== What you will do ==
Reproduce the whole listing that follows, character for character, and drop the images.

== Task data ==
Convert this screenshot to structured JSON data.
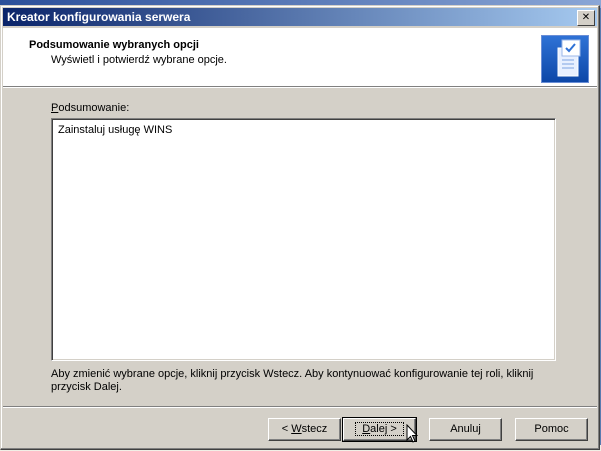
{
  "window": {
    "title": "Kreator konfigurowania serwera",
    "close_glyph": "✕"
  },
  "header": {
    "title": "Podsumowanie wybranych opcji",
    "subtitle": "Wyświetl i potwierdź wybrane opcje.",
    "icon": "server-wizard-icon"
  },
  "summary": {
    "label_accesskey": "P",
    "label_rest": "odsumowanie:",
    "text": "Zainstaluj usługę WINS"
  },
  "instruction": "Aby zmienić wybrane opcje, kliknij przycisk Wstecz. Aby kontynuować konfigurowanie tej roli, kliknij przycisk Dalej.",
  "buttons": {
    "back_prefix": "< ",
    "back_accesskey": "W",
    "back_rest": "stecz",
    "next_accesskey": "D",
    "next_rest": "alej >",
    "cancel": "Anuluj",
    "help": "Pomoc"
  }
}
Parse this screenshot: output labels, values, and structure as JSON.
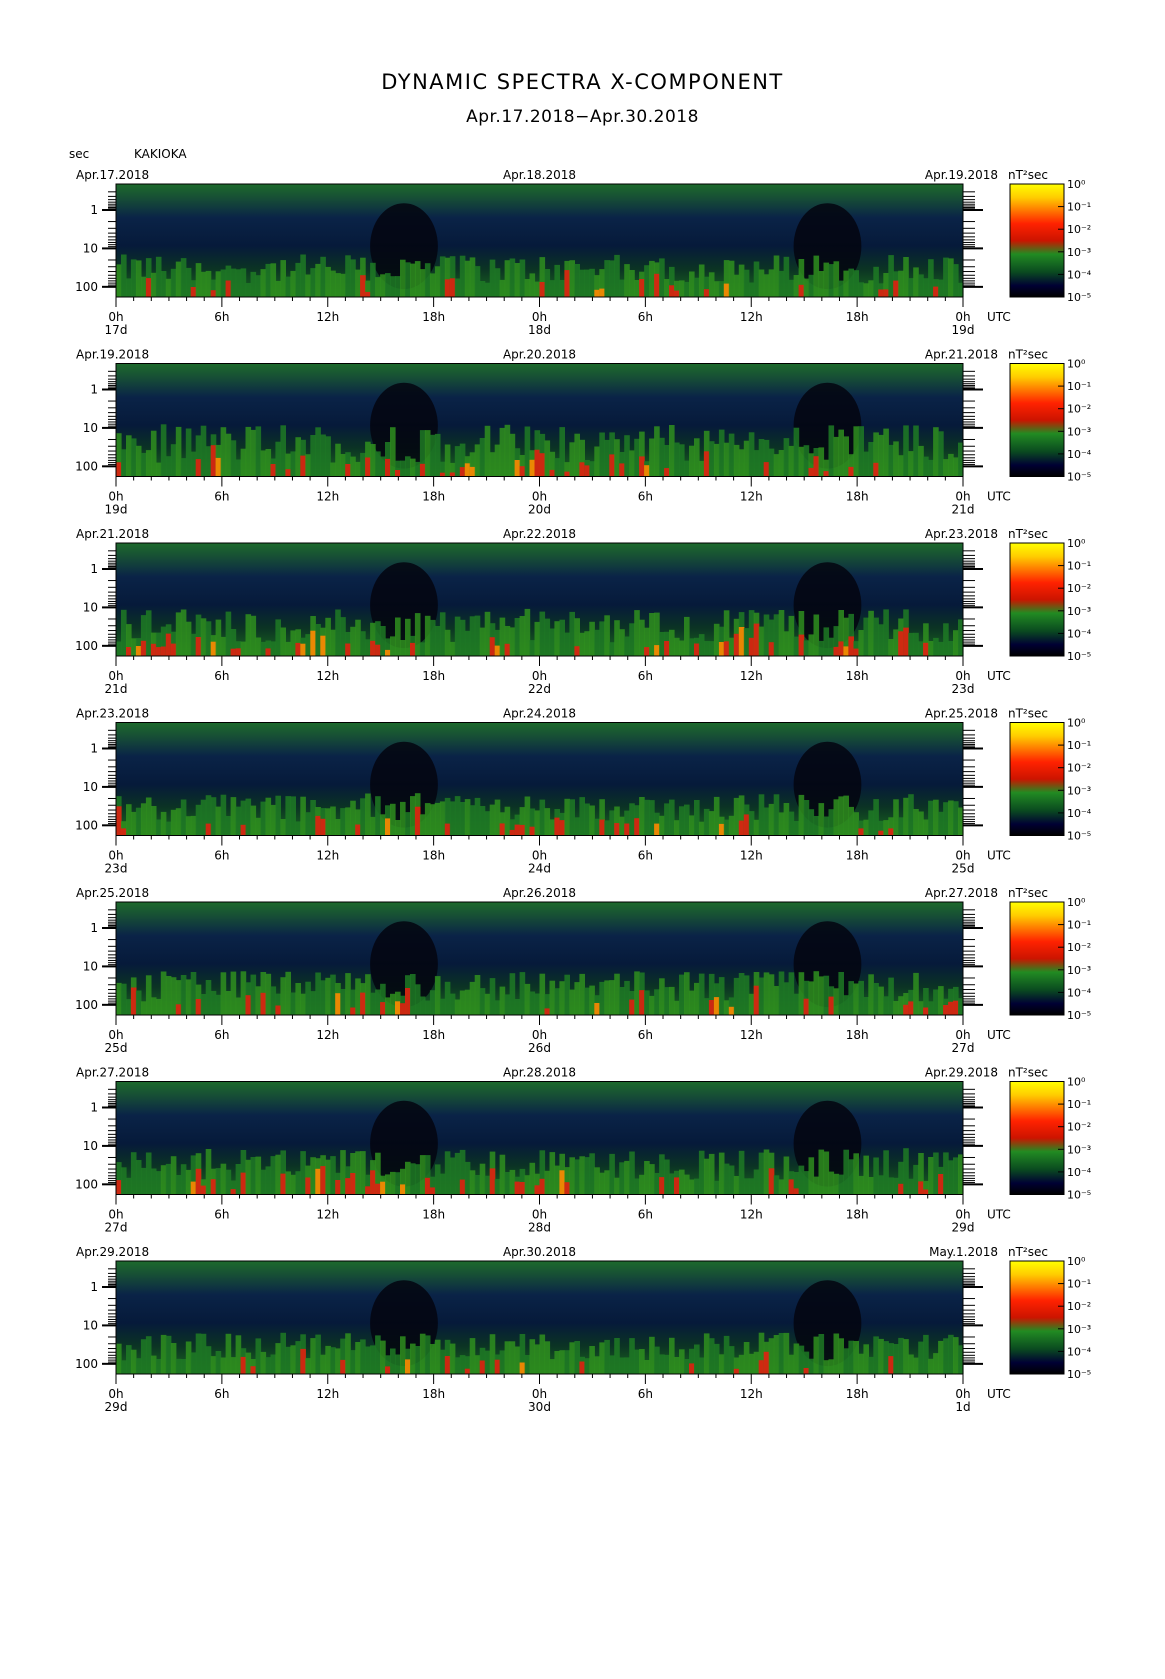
{
  "header": {
    "title": "DYNAMIC SPECTRA X-COMPONENT",
    "subtitle": "Apr.17.2018−Apr.30.2018",
    "y_unit": "sec",
    "station": "KAKIOKA"
  },
  "chart_data": {
    "type": "heatmap",
    "y_axis": {
      "label": "sec",
      "scale": "log",
      "ticks": [
        "1",
        "10",
        "100"
      ],
      "inverted": true
    },
    "x_axis": {
      "ticks": [
        "0h",
        "6h",
        "12h",
        "18h",
        "0h",
        "6h",
        "12h",
        "18h",
        "0h"
      ],
      "suffix": "UTC"
    },
    "colorbar": {
      "unit": "nT²sec",
      "scale": "log",
      "range_exponents": [
        -5,
        0
      ],
      "tick_labels": [
        "10⁰",
        "10⁻¹",
        "10⁻²",
        "10⁻³",
        "10⁻⁴",
        "10⁻⁵"
      ],
      "colors": [
        "#ffff00",
        "#ffcc00",
        "#ff2200",
        "#cc1400",
        "#228b22",
        "#0a4a20",
        "#000033",
        "#000000"
      ]
    },
    "panels": [
      {
        "date_left": "Apr.17.2018",
        "date_mid": "Apr.18.2018",
        "date_right": "Apr.19.2018",
        "day_labels": [
          "17d",
          "18d",
          "19d"
        ],
        "activity": 0.35
      },
      {
        "date_left": "Apr.19.2018",
        "date_mid": "Apr.20.2018",
        "date_right": "Apr.21.2018",
        "day_labels": [
          "19d",
          "20d",
          "21d"
        ],
        "activity": 0.75
      },
      {
        "date_left": "Apr.21.2018",
        "date_mid": "Apr.22.2018",
        "date_right": "Apr.23.2018",
        "day_labels": [
          "21d",
          "22d",
          "23d"
        ],
        "activity": 0.55
      },
      {
        "date_left": "Apr.23.2018",
        "date_mid": "Apr.24.2018",
        "date_right": "Apr.25.2018",
        "day_labels": [
          "23d",
          "24d",
          "25d"
        ],
        "activity": 0.35
      },
      {
        "date_left": "Apr.25.2018",
        "date_mid": "Apr.26.2018",
        "date_right": "Apr.27.2018",
        "day_labels": [
          "25d",
          "26d",
          "27d"
        ],
        "activity": 0.4
      },
      {
        "date_left": "Apr.27.2018",
        "date_mid": "Apr.28.2018",
        "date_right": "Apr.29.2018",
        "day_labels": [
          "27d",
          "28d",
          "29d"
        ],
        "activity": 0.5
      },
      {
        "date_left": "Apr.29.2018",
        "date_mid": "Apr.30.2018",
        "date_right": "May.1.2018",
        "day_labels": [
          "29d",
          "30d",
          "1d"
        ],
        "activity": 0.3
      }
    ]
  }
}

== The completed task ==
Convert this screenshot to structured JSON data.
{
  "window": {
    "title": "Kreator konfigurowania serwera",
    "close_glyph": "✕"
  },
  "header": {
    "title": "Podsumowanie wybranych opcji",
    "subtitle": "Wyświetl i potwierdź wybrane opcje.",
    "icon": "server-wizard-icon"
  },
  "summary": {
    "label_accesskey": "P",
    "label_rest": "odsumowanie:",
    "text": "Zainstaluj usługę WINS"
  },
  "instruction": "Aby zmienić wybrane opcje, kliknij przycisk Wstecz. Aby kontynuować konfigurowanie tej roli, kliknij przycisk Dalej.",
  "buttons": {
    "back_prefix": "< ",
    "back_accesskey": "W",
    "back_rest": "stecz",
    "next_accesskey": "D",
    "next_rest": "alej >",
    "cancel": "Anuluj",
    "help": "Pomoc"
  }
}
Parse this screenshot: output labels, values, and structure as JSON.
{
  "header": {
    "title": "DYNAMIC SPECTRA X-COMPONENT",
    "subtitle": "Apr.17.2018−Apr.30.2018",
    "y_unit": "sec",
    "station": "KAKIOKA"
  },
  "chart_data": {
    "type": "heatmap",
    "y_axis": {
      "label": "sec",
      "scale": "log",
      "ticks": [
        "1",
        "10",
        "100"
      ],
      "inverted": true
    },
    "x_axis": {
      "ticks": [
        "0h",
        "6h",
        "12h",
        "18h",
        "0h",
        "6h",
        "12h",
        "18h",
        "0h"
      ],
      "suffix": "UTC"
    },
    "colorbar": {
      "unit": "nT²sec",
      "scale": "log",
      "range_exponents": [
        -5,
        0
      ],
      "tick_labels": [
        "10⁰",
        "10⁻¹",
        "10⁻²",
        "10⁻³",
        "10⁻⁴",
        "10⁻⁵"
      ],
      "colors": [
        "#ffff00",
        "#ffcc00",
        "#ff2200",
        "#cc1400",
        "#228b22",
        "#0a4a20",
        "#000033",
        "#000000"
      ]
    },
    "panels": [
      {
        "date_left": "Apr.17.2018",
        "date_mid": "Apr.18.2018",
        "date_right": "Apr.19.2018",
        "day_labels": [
          "17d",
          "18d",
          "19d"
        ],
        "activity": 0.35
      },
      {
        "date_left": "Apr.19.2018",
        "date_mid": "Apr.20.2018",
        "date_right": "Apr.21.2018",
        "day_labels": [
          "19d",
          "20d",
          "21d"
        ],
        "activity": 0.75
      },
      {
        "date_left": "Apr.21.2018",
        "date_mid": "Apr.22.2018",
        "date_right": "Apr.23.2018",
        "day_labels": [
          "21d",
          "22d",
          "23d"
        ],
        "activity": 0.55
      },
      {
        "date_left": "Apr.23.2018",
        "date_mid": "Apr.24.2018",
        "date_right": "Apr.25.2018",
        "day_labels": [
          "23d",
          "24d",
          "25d"
        ],
        "activity": 0.35
      },
      {
        "date_left": "Apr.25.2018",
        "date_mid": "Apr.26.2018",
        "date_right": "Apr.27.2018",
        "day_labels": [
          "25d",
          "26d",
          "27d"
        ],
        "activity": 0.4
      },
      {
        "date_left": "Apr.27.2018",
        "date_mid": "Apr.28.2018",
        "date_right": "Apr.29.2018",
        "day_labels": [
          "27d",
          "28d",
          "29d"
        ],
        "activity": 0.5
      },
      {
        "date_left": "Apr.29.2018",
        "date_mid": "Apr.30.2018",
        "date_right": "May.1.2018",
        "day_labels": [
          "29d",
          "30d",
          "1d"
        ],
        "activity": 0.3
      }
    ]
  }
}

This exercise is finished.